As a kid watching those shows, it was easy to think that those clean-cut characters reflected how every cop was and that being a cop was one of the best jobs in the world to have. So what a shock it was to me, as a 13-year-old kid bicycling through a road work sign to have a big-bellied cop working the detail step in front of me with an ugly expression and bellow "move the hell outta my construction area ya punk or I'll take that bike and shove it up your ass!" while the road crew leaned on their shovels and laughed at my shocked "deer-in-the-headlights" expression. I hightailed it out of there and never looked back.
Of course, not all cops are that way. But that incident was the beginning of my realization that the real world did not resemble in the slightest those antiseptic TV dramas and sitcoms. Speaking of my childhood naivety, as a 10-year-old, I actually wrote a letter to the Partridge Family asking them if they needed somebody to help out with the band - even properly addressed it to "Reuben Kincaid, manager". Yes, one of my childhood fantasies was apparently to be some sort of "roadie" for the Partridge Family! But I digress.

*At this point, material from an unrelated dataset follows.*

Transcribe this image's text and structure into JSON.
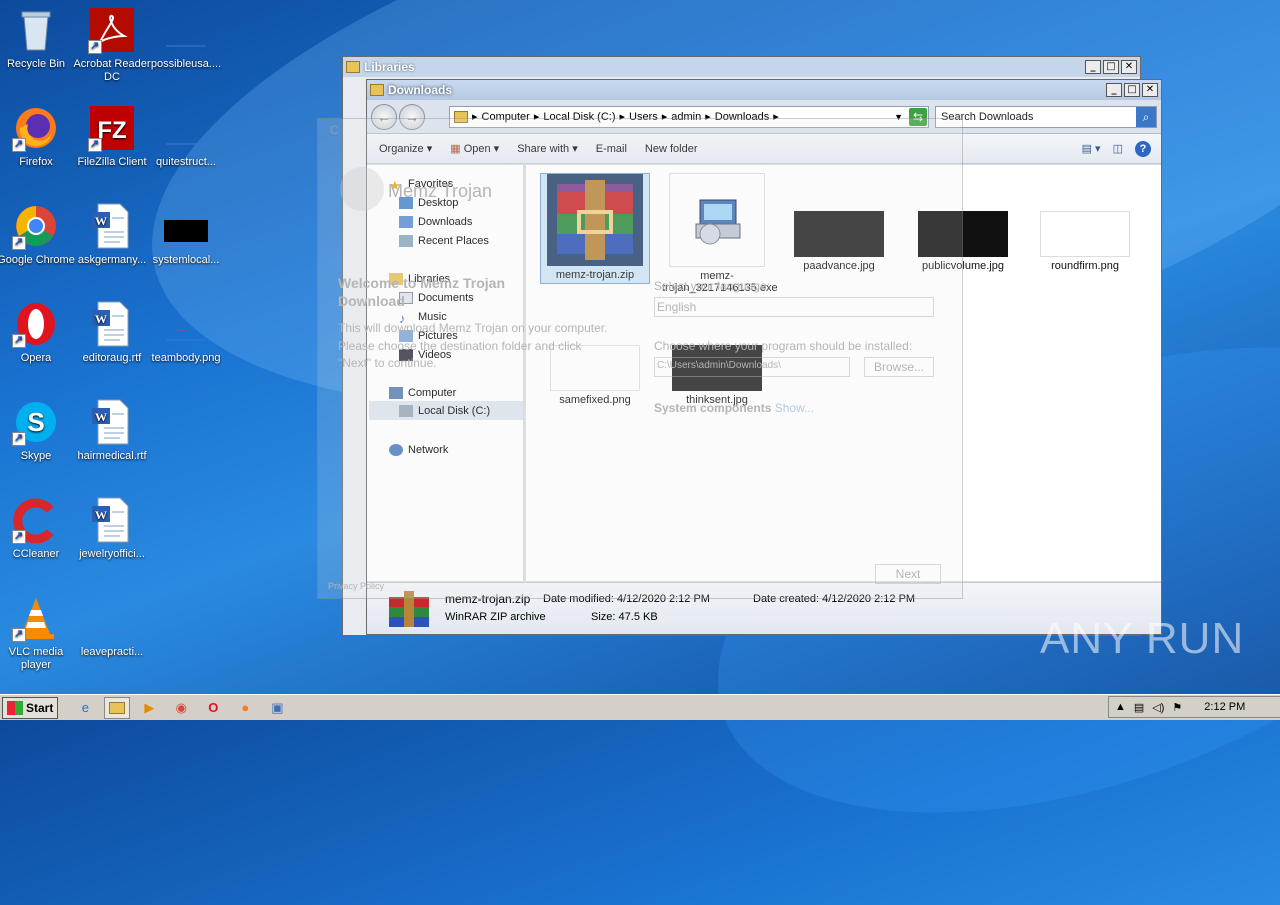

I happen to know a police officer pretty well, he's married to my cousin. I'll have to bring this book up next time I see to him. He's probably familiar with it. He talks to me about police work sometimes and a lot of what he told me about it comes out in the book, such as the impression many officers have that they are sometimes "shoveling crap against the wind." That is to say, dealing with the same drunks and bums night after night, only to see them right back on the streets hours later.
Anyway, since I lived in L.A. for awhile I was very familiar with the locales mentioned in The Choirboys which made the book even more interesting. The best fiction is based strongly on fact. BTW, the next book due, Some Came Running is based on James Jones' hometown and the people in it.